On Sunday, the Tennessee Titans worsened their record to 5-6 as they lost to the Indianapolis Colts 17-24 at Lucas Oil Stadium. The Colts are now 5-5 on the season.
Here are five takeaways from the game.
1. Titans started first half poorly but managed last second touchdown
What a difference between consecutive games.
Last week against the Green Bay Packers, the Titans scored 35 points and gained 351 yards of total offense in the first half alone, while limiting Green Bay to 16 points and 233 yards in the same time frame.

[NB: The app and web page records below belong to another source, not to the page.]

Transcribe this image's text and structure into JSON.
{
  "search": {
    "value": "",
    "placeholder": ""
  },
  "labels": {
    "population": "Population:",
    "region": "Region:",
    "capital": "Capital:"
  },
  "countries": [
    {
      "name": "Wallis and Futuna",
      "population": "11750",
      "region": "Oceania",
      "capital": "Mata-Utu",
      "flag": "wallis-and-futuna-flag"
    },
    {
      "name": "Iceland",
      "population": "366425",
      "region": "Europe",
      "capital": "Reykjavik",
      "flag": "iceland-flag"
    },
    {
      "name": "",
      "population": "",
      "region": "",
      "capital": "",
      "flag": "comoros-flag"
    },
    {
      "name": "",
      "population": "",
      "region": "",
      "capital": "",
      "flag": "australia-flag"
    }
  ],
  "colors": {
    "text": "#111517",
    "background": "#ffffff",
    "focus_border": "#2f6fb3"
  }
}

That performance did not carry over to Lucas Oil Stadium as the Colts ousted the Titans in most statistical categories through the first half. Indianapolis scored more points (21 versus 7), gained more yards (250 versus 145), and maintained possession longer (19:08 versus 10:52).
If not for a rare missed field goal attempt by Adam Vinatieri with 2:18 remaining in the second quarter, the Titans may have been held scoreless. Instead the play gave Tennessee favorable field position, which allowed quarterback Marcus Mariota to lead 12-play, 68-yard scoring drive that culminated with a 3-yard touchdown pass to running back DeMarco Murray.

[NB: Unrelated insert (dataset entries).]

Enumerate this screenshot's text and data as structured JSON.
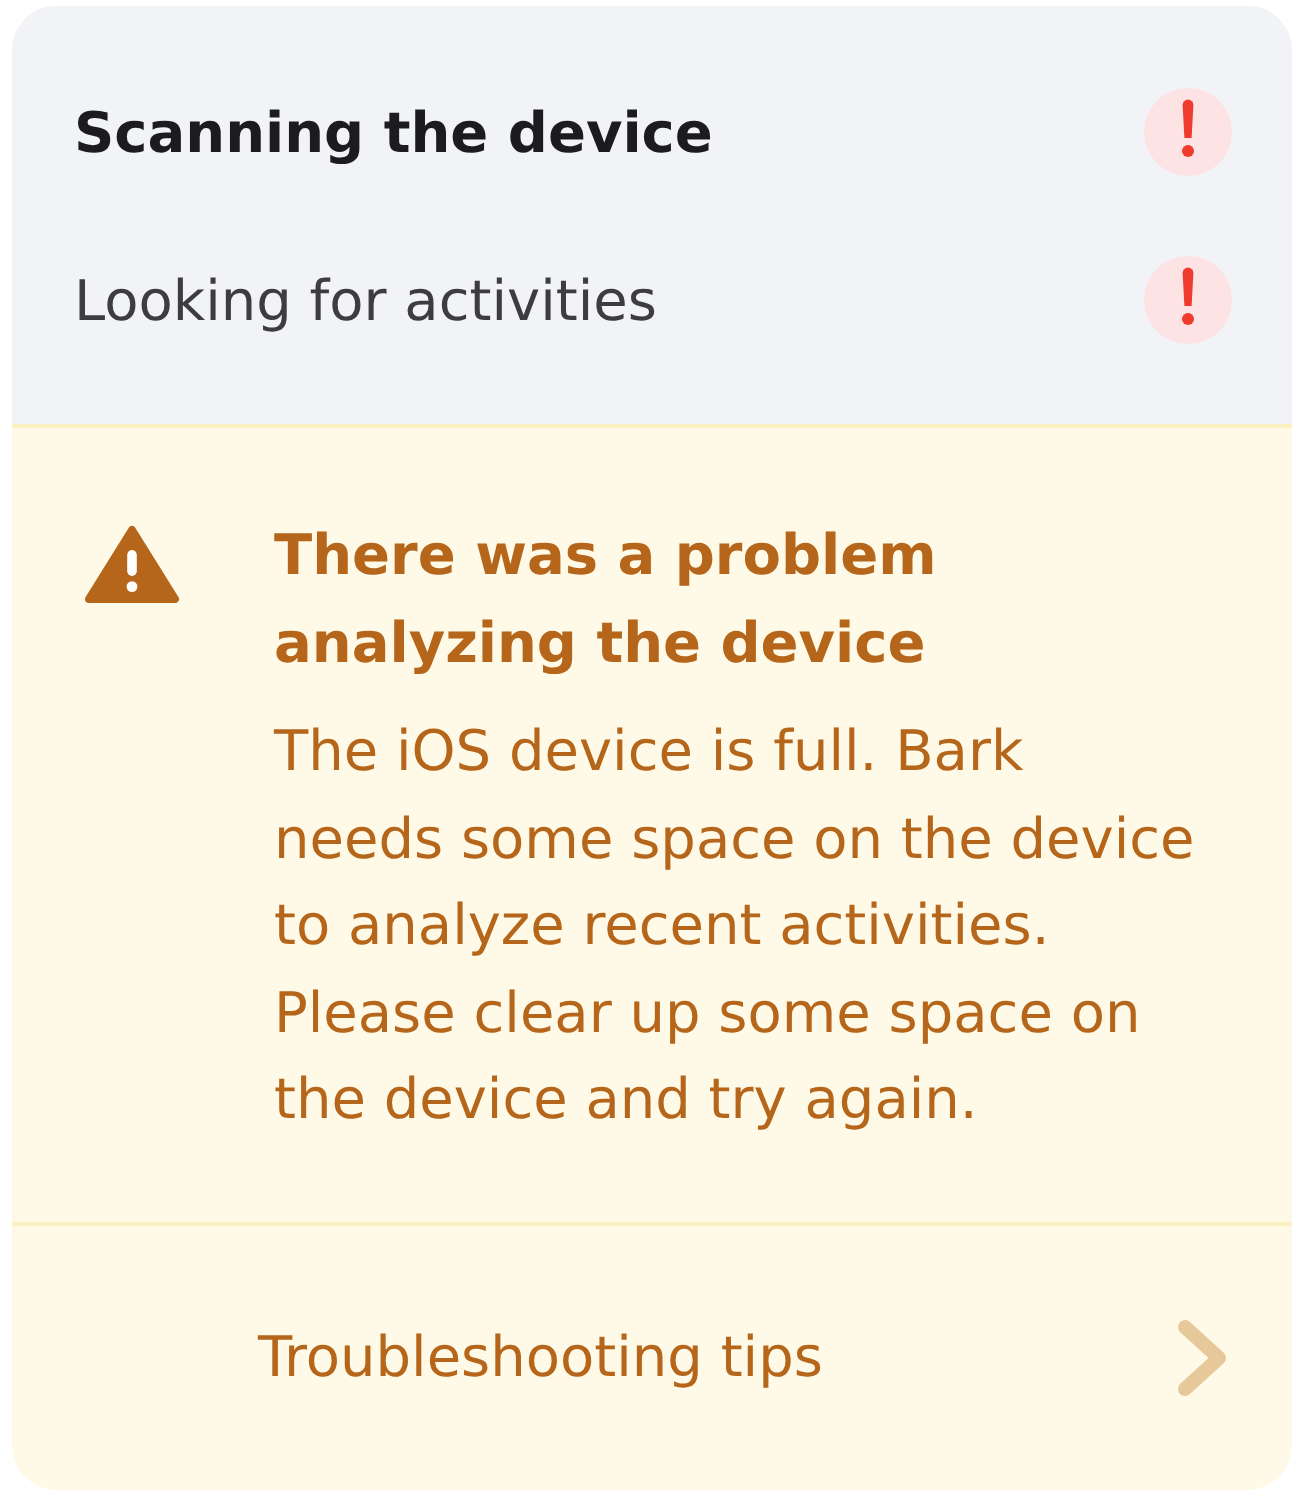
{
  "steps": [
    {
      "kind": "title",
      "label": "Scanning the device",
      "failed": true
    },
    {
      "kind": "step",
      "label": "Looking for activities",
      "failed": true
    }
  ],
  "alert": {
    "kind": "warning",
    "title": "There was a problem analyzing the device",
    "message": "The iOS device is full. Bark needs some space on the device to analyze recent activities. Please clear up some space on the device and try again."
  },
  "link": {
    "label": "Troubleshooting tips"
  }
}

The Titans’ flat start to the game certainly made it difficult on themselves as they entered the second half.
2. Mularkey came out of halftime with an aggressive game plan
On their first possession of the third quarter, the Titans had a quick three-and-out, when head coach Mike Mularkey called a fake punt at the TEN 43 yardline. A swarm of Colts’ defenders immediately stuffed Tennessee at the line of scrimmage.

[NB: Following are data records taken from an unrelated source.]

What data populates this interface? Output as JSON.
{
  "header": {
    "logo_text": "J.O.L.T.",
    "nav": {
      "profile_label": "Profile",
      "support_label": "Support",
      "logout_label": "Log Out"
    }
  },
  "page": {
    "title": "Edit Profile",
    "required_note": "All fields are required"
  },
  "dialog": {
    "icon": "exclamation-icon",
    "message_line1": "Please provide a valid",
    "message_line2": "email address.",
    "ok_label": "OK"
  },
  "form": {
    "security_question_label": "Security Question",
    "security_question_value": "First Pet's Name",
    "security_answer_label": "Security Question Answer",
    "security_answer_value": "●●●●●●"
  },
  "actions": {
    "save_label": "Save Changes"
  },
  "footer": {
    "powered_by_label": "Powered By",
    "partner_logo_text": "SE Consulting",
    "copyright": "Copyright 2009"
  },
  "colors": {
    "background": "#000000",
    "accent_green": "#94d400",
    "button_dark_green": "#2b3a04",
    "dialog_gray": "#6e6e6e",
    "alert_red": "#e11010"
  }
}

Although the play didn’t fall in Mularkey’s favor, it set a tone that he and the Titans would do anything needed to overcome their first half deficit. That aggressive mindset paid off on the team’s following possession.
On a third-and-one at the IND 34 yardline, Mularkey called a play action fake, the Colts’ defense bit the bait, and Mariota threw a 34-yard bomb to receiver Tajae Sharpe. The score was then 14-21.
These play-calls, coupled with read-options and a series of defensive stops, brought Tennessee back into the game and shifted momentum in their favor at the start of the second half.
3. Geathers bested Murray to secure Colts’ win
With 7:44 remaining in the fourth quarter, the Titans began an offensive drive at the TEN 38 yardline as they trailed the Colts 17-24.
The drive progressed slowly. On the first set of downs, Mariota converted a third-and-10 to receiver Rishard Matthews. On the following set of downs, Mariota converted a fourth-and-one to receiver Harry Douglas.
At this point it seemed that Tennessee could pull off a come-from-behind tie, but hope passed on the Titans’ third set of downs, when Murray was stopped on a fourth-and-one attempt.
The 28-year-old running back bounced to the left side of the Titans’ offensive line, dipped his shoulder into Colts’ safety Clayton Geathers, and fell one foot short of the first down marker.
Geathers’ stop turned out to be a game-winner. When Indianapolis regained possession, they converted a set of downs — which burned Tennessee’s remaining timeouts — and ran out the game clock.
4. Perrish Cox’s starting role is being re-evaluated
When asked about cornerback Perrish Cox and his performance against quarterback Andrew Luck and wideout T.Y. Hilton, coach Mularkey acknowledged that Tennessee is “discussing” a lineup change.
Among all players in the NFL, Cox graded as Sunday’s worst performer according to Pro Football Focus. The sixth-year defender was targeted six times during the game, he gave up a completion on each occasion, and the passes went for 142 yards and a touchdown.
Cox’s worst play came with 10:32 remaining in the second quarter, when the Colts were attempting to convert a fourth-and-one on the TEN 2-yardline. Luck threw a short pass into Cox’s hands, but Hilton outdueled the cornerback for the football, bringing the score to 21-0.
If Mularkey decides to demote Cox from the starting lineup, Brice McCain will likely fill the role.
5. Mariota continues to ride hot streak
Although Mariota had a rough start to the first four weeks of the season, the second-year quarterback has been a top-performer in the league ever since, and Sunday was no exception to his hot streak.
Mariota completed 25-of-38 passes (66 percent) for 290 yards, two touchdowns, no interceptions and quarterback rating of 106.3. And according to Pro Football Focus those numbers were even better when Mariota was under pressure, as he completed 9-of-11 passes (82 percent) for 131 yards, two touchdowns and a quarterback rating of 155.9.
The Titans may need another strong performance from their young quarterback next week when they travel to Soldier Field to face the Chicago Bears.